It’s no surprise to hear that Damien Chazelle’s First Man is the Marmite movie of 2018. This was perhaps to be expected when it was announced that the Whiplash and La La Land director was to helm the project, with First Man as much a film about grief and loss as it is about Neil Armstrong taking man’s first steps on the moon.
Ryan Gosling plays the dead pan Neil Armstrong, a man burdened with grief when his daughter dies at a young age, viewing a potential mission to the moon as an opportunity at redemption. This becomes more and more apparent throughout the movie to the point where little else matters to him other than the mission at hand.
Given the main character’s insular nature, it’s perhaps just as well that Claire Foy, playing Janet Armstrong, is there to portray that emotion that is so lacking from her husband, non more so than his final evening with his family in which he would be expected to be exchanging emotional goodbyes but instead is more of a press conference with him and his children.
The movie certainly revolves around the loss of their daughter and the effect it has on its main character, perhaps dramatically so, but it makes no secret that Armstrong’s escape from Earth is his metaphorical redemption.
Where the movie will, and already has, split opinion is the balance it has between a standard space film, filled with exciting set-pieces and grand shots of the great beyond, and a deep, emotional character driven drama. Basically, if you’re expecting Apollo 13, think again.
On the whole, Chazelle does a great job of balancing the two. The movie runs much deeper than simply a mission to the moon, focusing very much on its main character and discovering his inner demons and what he is looking to overcome and ultimately as a character study, it is well judged.
That said, there is plenty to admire visually, particularly the Apollo 11 takeoff scene – boosted by its soundtrack, which its excellent judgement is to be expected of a Chazelle movie. A theremin accompanies the scenes in space perfectly signifying the loneliness in space which we will have heard many times in these types of movies, but also aligning perfectly with First Man’s themes.

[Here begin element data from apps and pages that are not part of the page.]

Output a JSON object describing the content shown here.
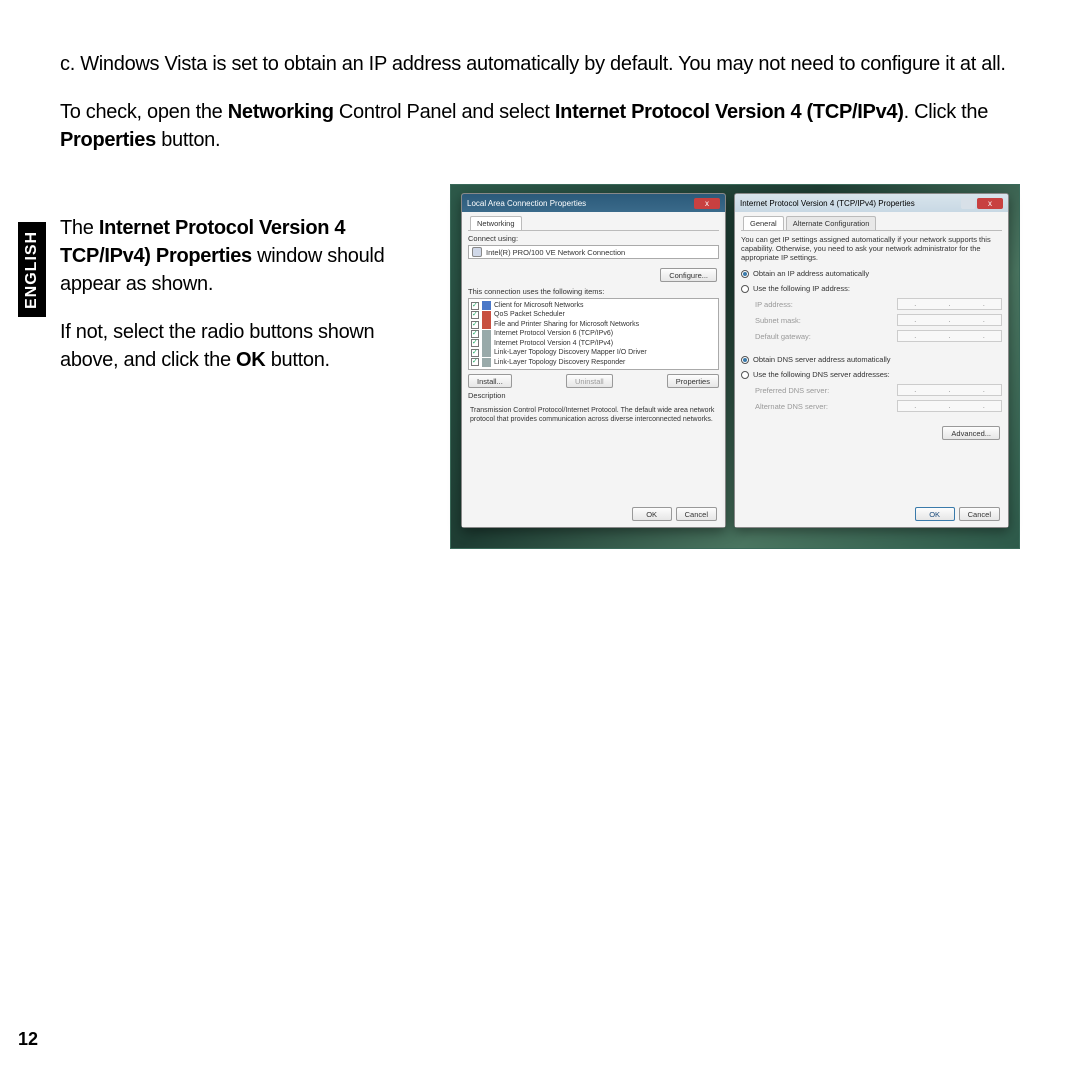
{
  "sideTab": "ENGLISH",
  "pageNumber": "12",
  "para1": "c. Windows Vista is set to obtain an IP address automatically by default. You may not need to configure it at all.",
  "para2_pre": "To check, open the ",
  "para2_b1": "Networking",
  "para2_mid": " Control Panel and select ",
  "para2_b2": "Internet Protocol Version 4 (TCP/IPv4)",
  "para2_post1": ". Click the ",
  "para2_b3": "Properties",
  "para2_post2": " button.",
  "leftA_pre": "The ",
  "leftA_b": "Internet Protocol Version 4 TCP/IPv4) Properties",
  "leftA_post": " window should appear as shown.",
  "leftB_pre": "If not, select the radio buttons shown above, and click the ",
  "leftB_b": "OK",
  "leftB_post": " button.",
  "winL": {
    "title": "Local Area Connection Properties",
    "tab": "Networking",
    "connectUsing": "Connect using:",
    "adapter": "Intel(R) PRO/100 VE Network Connection",
    "configure": "Configure...",
    "itemsHeader": "This connection uses the following items:",
    "items": [
      "Client for Microsoft Networks",
      "QoS Packet Scheduler",
      "File and Printer Sharing for Microsoft Networks",
      "Internet Protocol Version 6 (TCP/IPv6)",
      "Internet Protocol Version 4 (TCP/IPv4)",
      "Link-Layer Topology Discovery Mapper I/O Driver",
      "Link-Layer Topology Discovery Responder"
    ],
    "install": "Install...",
    "uninstall": "Uninstall",
    "properties": "Properties",
    "descLabel": "Description",
    "desc": "Transmission Control Protocol/Internet Protocol. The default wide area network protocol that provides communication across diverse interconnected networks.",
    "ok": "OK",
    "cancel": "Cancel"
  },
  "winR": {
    "title": "Internet Protocol Version 4 (TCP/IPv4) Properties",
    "tab1": "General",
    "tab2": "Alternate Configuration",
    "instr": "You can get IP settings assigned automatically if your network supports this capability. Otherwise, you need to ask your network administrator for the appropriate IP settings.",
    "radioAuto": "Obtain an IP address automatically",
    "radioManual": "Use the following IP address:",
    "ip": "IP address:",
    "mask": "Subnet mask:",
    "gw": "Default gateway:",
    "dnsAuto": "Obtain DNS server address automatically",
    "dnsManual": "Use the following DNS server addresses:",
    "dns1": "Preferred DNS server:",
    "dns2": "Alternate DNS server:",
    "advanced": "Advanced...",
    "ok": "OK",
    "cancel": "Cancel"
  }
}
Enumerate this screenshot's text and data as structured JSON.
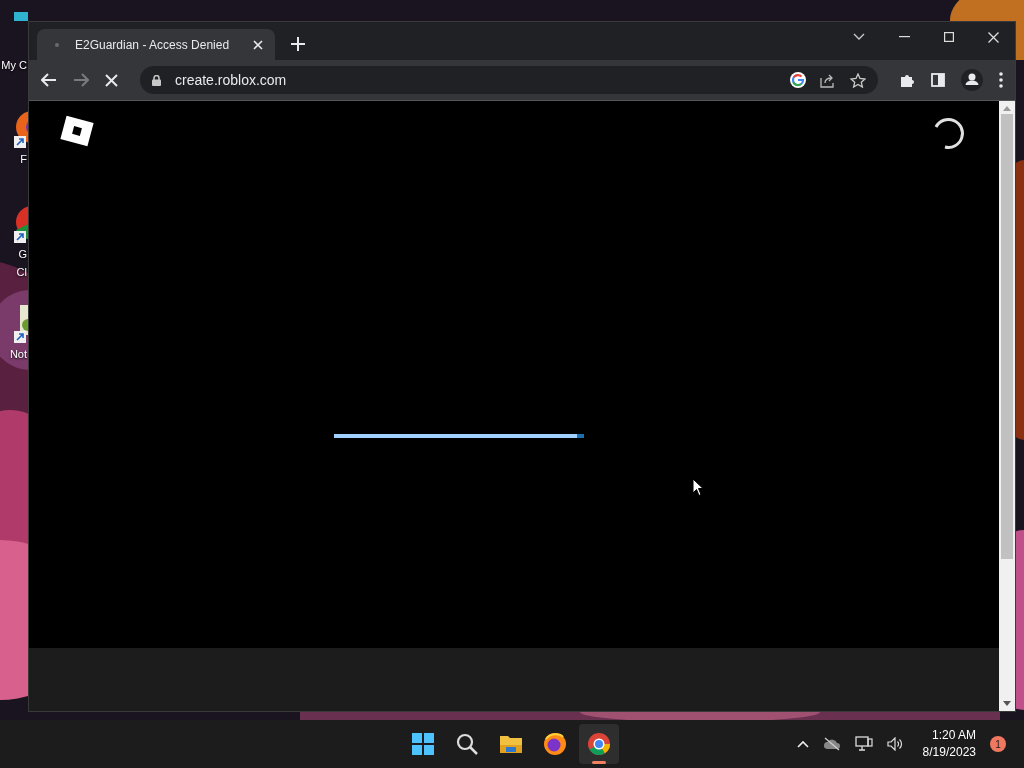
{
  "desktop": {
    "icons": [
      {
        "kind": "monitor",
        "lines": [
          "My C"
        ]
      },
      {
        "kind": "firefox",
        "lines": [
          "F"
        ]
      },
      {
        "kind": "chrome",
        "lines": [
          "G",
          "Cl"
        ]
      },
      {
        "kind": "notepad",
        "lines": [
          "Not"
        ]
      }
    ]
  },
  "browser": {
    "tabs": [
      {
        "title": "E2Guardian - Access Denied",
        "selected": true
      }
    ],
    "url": "create.roblox.com",
    "loading": true,
    "page": {
      "progress": {
        "level": 0.97
      }
    }
  },
  "taskbar": {
    "apps": [
      {
        "kind": "start",
        "selected": false
      },
      {
        "kind": "search",
        "selected": false
      },
      {
        "kind": "files",
        "selected": false
      },
      {
        "kind": "firefox",
        "selected": false
      },
      {
        "kind": "chrome",
        "selected": true
      }
    ],
    "time": "1:20 AM",
    "date": "8/19/2023",
    "badge": "1"
  }
}
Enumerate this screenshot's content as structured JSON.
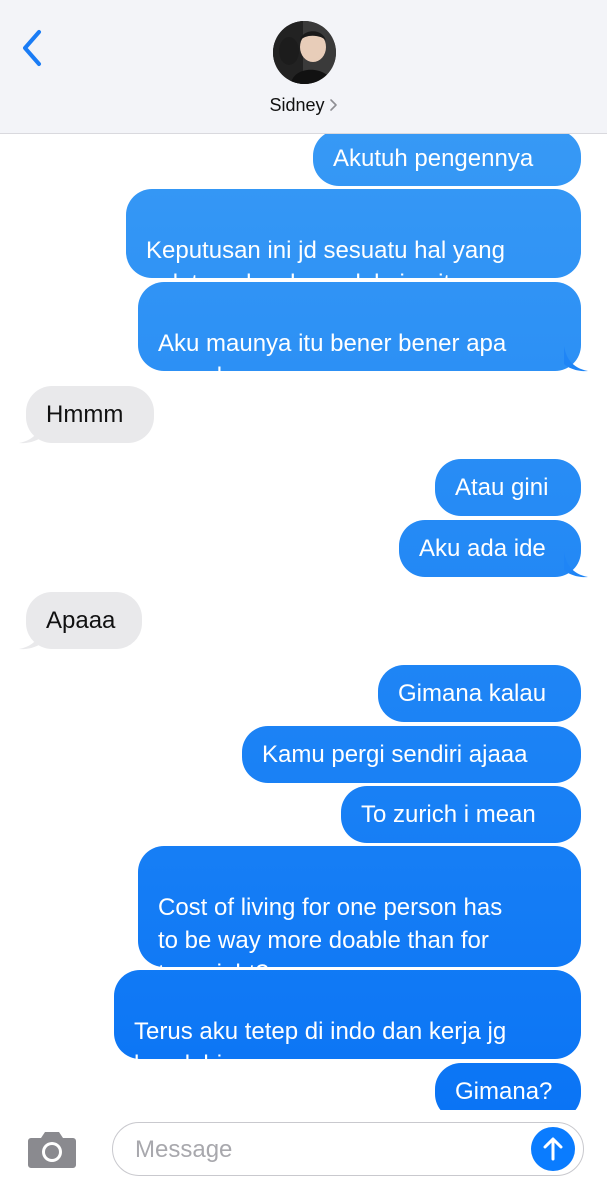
{
  "header": {
    "contact_name": "Sidney"
  },
  "messages": [
    {
      "side": "sent",
      "text": "Akutuh pengennya"
    },
    {
      "side": "sent",
      "text": "Keputusan ini jd sesuatu hal yang\ngak terpaksa kamu lakuin gitu"
    },
    {
      "side": "sent",
      "text": "Aku maunya itu bener bener apa\nyang kamu mau"
    },
    {
      "side": "received",
      "text": "Hmmm"
    },
    {
      "side": "sent",
      "text": "Atau gini"
    },
    {
      "side": "sent",
      "text": "Aku ada ide"
    },
    {
      "side": "received",
      "text": "Apaaa"
    },
    {
      "side": "sent",
      "text": "Gimana kalau"
    },
    {
      "side": "sent",
      "text": "Kamu pergi sendiri ajaaa"
    },
    {
      "side": "sent",
      "text": "To zurich i mean"
    },
    {
      "side": "sent",
      "text": "Cost of living for one person has\nto be way more doable than for\ntwo, right?"
    },
    {
      "side": "sent",
      "text": "Terus aku tetep di indo dan kerja jg\nkayak biasa"
    },
    {
      "side": "sent",
      "text": "Gimana?"
    }
  ],
  "composer": {
    "placeholder": "Message"
  },
  "colors": {
    "sent_top": "#3d9ef5",
    "sent_bottom": "#0a74f5",
    "received": "#e9e9eb",
    "accent": "#0a7cff"
  },
  "icons": [
    "chevron-left-icon",
    "chevron-right-icon",
    "camera-icon",
    "arrow-up-icon"
  ]
}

Given the character’s nature, it’s almost like Gosling is unable to really show his full capacity and is at times overshadowed by the brilliant Foy. But First Man’s attention to the main themes makes for an incredibly interesting film and one that is not just about space travel which may work against it. Instead, there is a lot more deeper subjects attached to this one, making it a unique, but engaging film.